Having waited all summer to see if Charlotte's former number two draft pick had really improved his jump shot, we now have seven games of results to analyze. Has Michael Kidd-Gilchrist's jumper really improved?

Jeremy Brevard-USA TODAY Sports

This summer, there was barely any footage of Michael Kidd-Gilchrist taking jump shots. In today's age of 24-hour news cycles and everyone posting to Instagram or Vine, the lack of footage of MKG practicing his shot seemed surreal. Were the Hornets keeping it under wraps? If they were keeping it secret, did they have a code name for Mark Price's shot reconstruction project? Was it dubbed "Project Hitch"? And, if so, did they incorporate a picture of Will Smith somewhere in the documentation?

After waiting all summer for some sort of legitimate footage, the Hornets posted a video to Instagram that invoked some legitimate viral activity and multiple articles from various NBA bloggers. There was finally legitimate evidence that Kidd-Gilchrist had done a lot to improve the mechanics of his shot. His release was no longer on the way down. His lower body no longer contorted away from the basket. His right elbow no longer tried to form the letter "K" with his left arm prior to release. It was like watching a totally different person shoot a basketball.

mkg jumper progression2

This video of Kidd-Gilchrist practicing sparked quite a few comments on whether or not he could make that shot in game situations, and that question was answered in the first preseason game when he hit a stepback jumper against the Philadelphia 76ers. Unfortunately for Hornets fans, there has been very little coverage of the team's preseason games thus far. I've personally seen him make a jump shot live against the Orlando Magic, and I'd say it looked very similar to his other practice shots captured on camera. He was even contested, which if he'd attempted last year could have easily resulted in a block.


The new jump shot form has stayed with him through seven preseason games thus far. That's all well and great, but it doesn't mean much if the shot isn't going in. Using's shot charts, let's look at how Kidd-Gilchrist has done shooting outside the paint so far.


As you can see from there being more X's than O's, Kidd-Gilchrist isn't hitting that many jumpers.  He's taken 25 of them, or about 3.5 per game, and peaked when he took five in the Hornet's last game against the Atlanta Hawks. The 36 percent mark is what you want a player to shoot from behind the arc, not 18 feet away from the basket like the majority of these shots. However, this small sample size does represent an improvement from last season, where he only shot 32.5 percent on shots between 16 feet and the 3-point line.

What conclusions can be made? At this point, the sample size is likely far too small to make any sort of bold claims about the effectiveness of Kidd-Gilchrist's new shooting mechanics. However, a few things have been obvious to even the casual observer so far this preseason.
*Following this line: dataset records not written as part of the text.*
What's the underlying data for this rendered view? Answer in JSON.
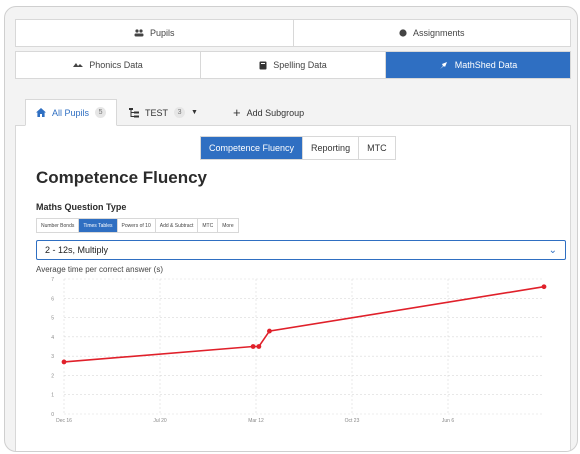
{
  "top_tabs": [
    {
      "label": "Pupils",
      "icon": "pupils-icon"
    },
    {
      "label": "Assignments",
      "icon": "assignments-icon"
    }
  ],
  "data_tabs": [
    {
      "label": "Phonics Data",
      "icon": "phonics-icon"
    },
    {
      "label": "Spelling Data",
      "icon": "spelling-icon"
    },
    {
      "label": "MathShed Data",
      "icon": "mathshed-icon",
      "active": true
    }
  ],
  "pupil_tabs": {
    "all": {
      "label": "All Pupils",
      "count": "5"
    },
    "test": {
      "label": "TEST",
      "count": "3"
    },
    "add": {
      "label": "Add Subgroup"
    }
  },
  "segments": [
    "Competence Fluency",
    "Reporting",
    "MTC"
  ],
  "page_title": "Competence Fluency",
  "question_type_label": "Maths Question Type",
  "question_types": [
    "Number Bonds",
    "Times Tables",
    "Powers of 10",
    "Add & Subtract",
    "MTC",
    "More"
  ],
  "selected_question": "2 - 12s, Multiply",
  "colors": {
    "accent": "#2f6fc2",
    "line": "#e0202a"
  },
  "chart_data": {
    "type": "line",
    "title": "",
    "ylabel": "Average time per correct answer (s)",
    "xlabel": "",
    "ylim": [
      0,
      7
    ],
    "yticks": [
      "0",
      "1",
      "2",
      "3",
      "4",
      "5",
      "6",
      "7"
    ],
    "xticks": [
      "Dec 16",
      "Jul 20",
      "Mar 12",
      "Oct 23",
      "Jun 6"
    ],
    "xtick_pos": [
      0,
      1,
      2,
      3,
      4
    ],
    "series": [
      {
        "x": [
          0,
          1.97,
          2.03,
          2.14,
          5.0
        ],
        "y": [
          2.7,
          3.5,
          3.5,
          4.3,
          6.6
        ]
      }
    ],
    "grid": true
  }
}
  1. Kidd-Gilchrist is far more confident on the court this year, on both sides of the ball. Coach Steve Clifford has said as much and has attributed his new swag to the preparation he put in this offseason. Basically, more practice leads to more confidence. That makes plenty of sense. However, it appears that his confidence is stemming from the improved jump shot. Regardless of why, there's no debate that MKG is calling his own number more than ever before. Last game against Atlanta he took 15 shots, 10 of which were inside the paint. He never took more than 12 last year and he only did that once.
  2. He's taking far more jump shots per game. In 62 games last year, Kidd-Gilchrist took 93 shots outside of 10 feet but also inside the arc. That's exactly 1.5 per game. So far this preseason, he's taken 3.5 shots per game from outside the paint. It's hard to know if he'll have a green light to shoot in the regular season, but so far he's been more gunslinger than gun shy.
  3. From the free-throw line, he looks much more comfortable. Not only is Kidd-Gilchrist shooting well from the line (76.6 percent through seven games), he's also getting there much more frequently. MKG has already taken 30 free throw attempts this preseason, which equates to 4.3 per game, up from 3 per game last year. It seams reasonable that a player might avoid contact when they're afraid of going 0 for 2 at the charity stripe. However, this preseason he's looking to get to the line and has had three really impressive games there going 6-6, 6-7, and 5-6.
  4. MKG still has a long way to go on the offensive end. If Kidd-Gilchrist is 9 for 25 from outside the paint so far, that means he is only 16 for 37 within the paint, or 43 percent. That number needs to increase dramatically if he wants to be considered efficient offensively. A lot of this could be preseason rust, because per Basketball Reference he shot 59.7 percent at the rim last year (54.8% if you include shots from 3 to 10 feet). He still goes up to the rim too frequently without a plan. Luckily, his athleticism bails him out more often than not, but he could really use a few counter moves to help him improve his percentages up close.

This exercise might be way too premature, but the offensive capability of Michael Kidd-Gilchrist has the potential to dramatically impact not only Charlotte's season this year, but its future as a franchise. So far, it seems safe to assume that Kidd-Gilchrist is more confident and will be more involved offensively this year. What remains to be seen is if he can be efficient in the process, all while maintaining the defensive presence that helped Charlotte make the playoffs last year. One thing's for sure, if Michael Kidd-Gilchrist starts out the season draining jump shots and the Hornets are winning, the MKG Bandwagon is going to be picking up a ton of hitch-hikers.